[[ DATA open ]]

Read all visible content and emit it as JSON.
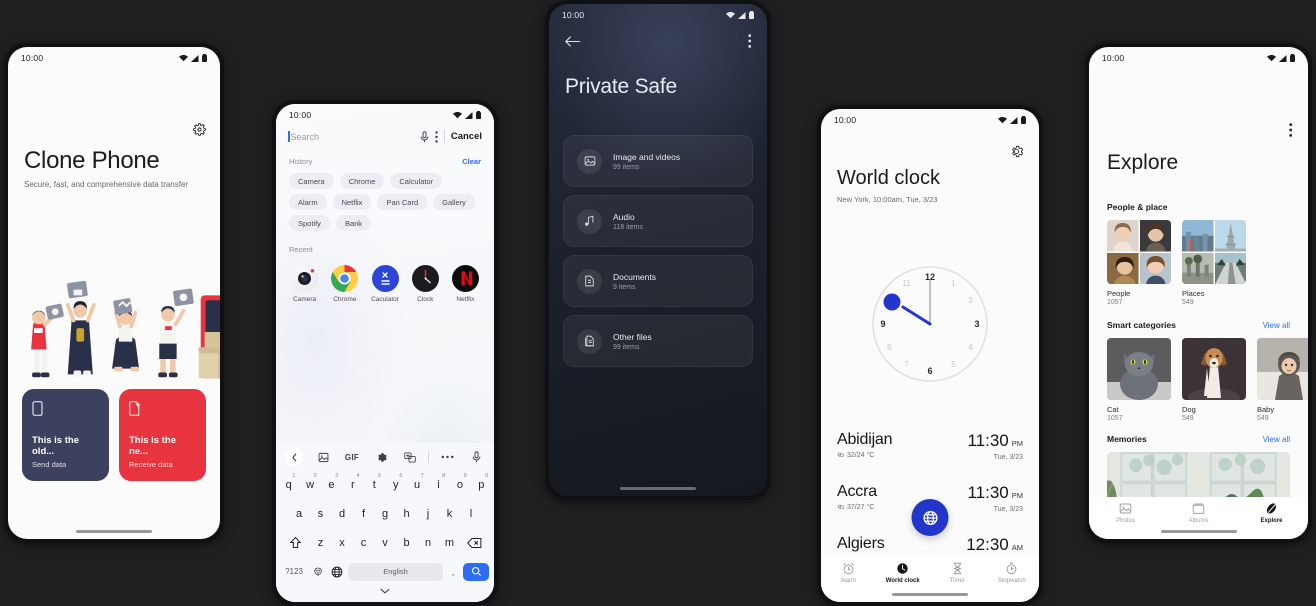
{
  "clone_phone": {
    "status_time": "10:00",
    "title": "Clone Phone",
    "subtitle": "Secure, fast, and comprehensive data transfer",
    "cards": [
      {
        "title": "This is the old...",
        "subtitle": "Send data",
        "color": "#3c4160",
        "icon": "phone-icon"
      },
      {
        "title": "This is the ne...",
        "subtitle": "Receive data",
        "color": "#e7343f",
        "icon": "phone-new-icon"
      }
    ]
  },
  "search_phone": {
    "status_time": "10:00",
    "search_placeholder": "Search",
    "cancel_label": "Cancel",
    "history_label": "History",
    "clear_label": "Clear",
    "history_chips": [
      "Camera",
      "Chrome",
      "Calculator",
      "Alarm",
      "Netflix",
      "Pan Card",
      "Gallery",
      "Spotify",
      "Bank"
    ],
    "recent_label": "Recent",
    "recent_apps": [
      {
        "label": "Camera"
      },
      {
        "label": "Chrome"
      },
      {
        "label": "Caculator"
      },
      {
        "label": "Clock"
      },
      {
        "label": "Netflix"
      }
    ],
    "keyboard": {
      "gif_label": "GIF",
      "row1": [
        {
          "key": "q",
          "num": "1"
        },
        {
          "key": "w",
          "num": "2"
        },
        {
          "key": "e",
          "num": "3"
        },
        {
          "key": "r",
          "num": "4"
        },
        {
          "key": "t",
          "num": "5"
        },
        {
          "key": "y",
          "num": "6"
        },
        {
          "key": "u",
          "num": "7"
        },
        {
          "key": "i",
          "num": "8"
        },
        {
          "key": "o",
          "num": "9"
        },
        {
          "key": "p",
          "num": "0"
        }
      ],
      "row2": [
        "a",
        "s",
        "d",
        "f",
        "g",
        "h",
        "j",
        "k",
        "l"
      ],
      "row3": [
        "z",
        "x",
        "c",
        "v",
        "b",
        "n",
        "m"
      ],
      "symbols_key": "?123",
      "space_label": "English",
      "comma_key": ",",
      "period_key": "."
    }
  },
  "private_safe": {
    "status_time": "10:00",
    "title": "Private Safe",
    "items": [
      {
        "title": "Image and videos",
        "count": "99 items",
        "icon": "image-icon"
      },
      {
        "title": "Audio",
        "count": "118 items",
        "icon": "music-note-icon"
      },
      {
        "title": "Documents",
        "count": "9 items",
        "icon": "document-icon"
      },
      {
        "title": "Other files",
        "count": "99 items",
        "icon": "file-icon"
      }
    ]
  },
  "world_clock": {
    "status_time": "10:00",
    "title": "World clock",
    "subtitle": "New York, 10:00am, Tue, 3/23",
    "clock": {
      "hour_marks": [
        "12",
        "1",
        "2",
        "3",
        "4",
        "5",
        "6",
        "7",
        "8",
        "9",
        "10",
        "11"
      ],
      "hour_hand_deg": 305,
      "minute_hand_deg": 0,
      "marker_deg": 318,
      "accent": "#2237c9"
    },
    "cities": [
      {
        "name": "Abidijan",
        "temp": "32/24 °C",
        "time": "11:30",
        "ampm": "PM",
        "date": "Tue, 3/23"
      },
      {
        "name": "Accra",
        "temp": "37/27 °C",
        "time": "11:30",
        "ampm": "PM",
        "date": "Tue, 3/23"
      },
      {
        "name": "Algiers",
        "temp": "",
        "time": "12:30",
        "ampm": "AM",
        "date": ""
      }
    ],
    "nav": [
      {
        "label": "Alarm",
        "icon": "alarm-icon",
        "active": false
      },
      {
        "label": "World clock",
        "icon": "globe-clock-icon",
        "active": true
      },
      {
        "label": "Timer",
        "icon": "hourglass-icon",
        "active": false
      },
      {
        "label": "Stopwatch",
        "icon": "stopwatch-icon",
        "active": false
      }
    ]
  },
  "explore": {
    "status_time": "10:00",
    "title": "Explore",
    "sections": {
      "people_place": {
        "title": "People & place",
        "tiles": [
          {
            "label": "People",
            "count": "1057"
          },
          {
            "label": "Places",
            "count": "549"
          }
        ]
      },
      "smart_categories": {
        "title": "Smart categories",
        "view_all": "View all",
        "tiles": [
          {
            "label": "Cat",
            "count": "1057"
          },
          {
            "label": "Dog",
            "count": "549"
          },
          {
            "label": "Baby",
            "count": "549"
          }
        ]
      },
      "memories": {
        "title": "Memories",
        "view_all": "View all"
      }
    },
    "nav": [
      {
        "label": "Photos",
        "icon": "photo-icon",
        "active": false
      },
      {
        "label": "Albums",
        "icon": "albums-icon",
        "active": false
      },
      {
        "label": "Explore",
        "icon": "explore-icon",
        "active": true
      }
    ]
  }
}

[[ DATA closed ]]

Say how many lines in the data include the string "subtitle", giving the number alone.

> TASK OUTPUT: 4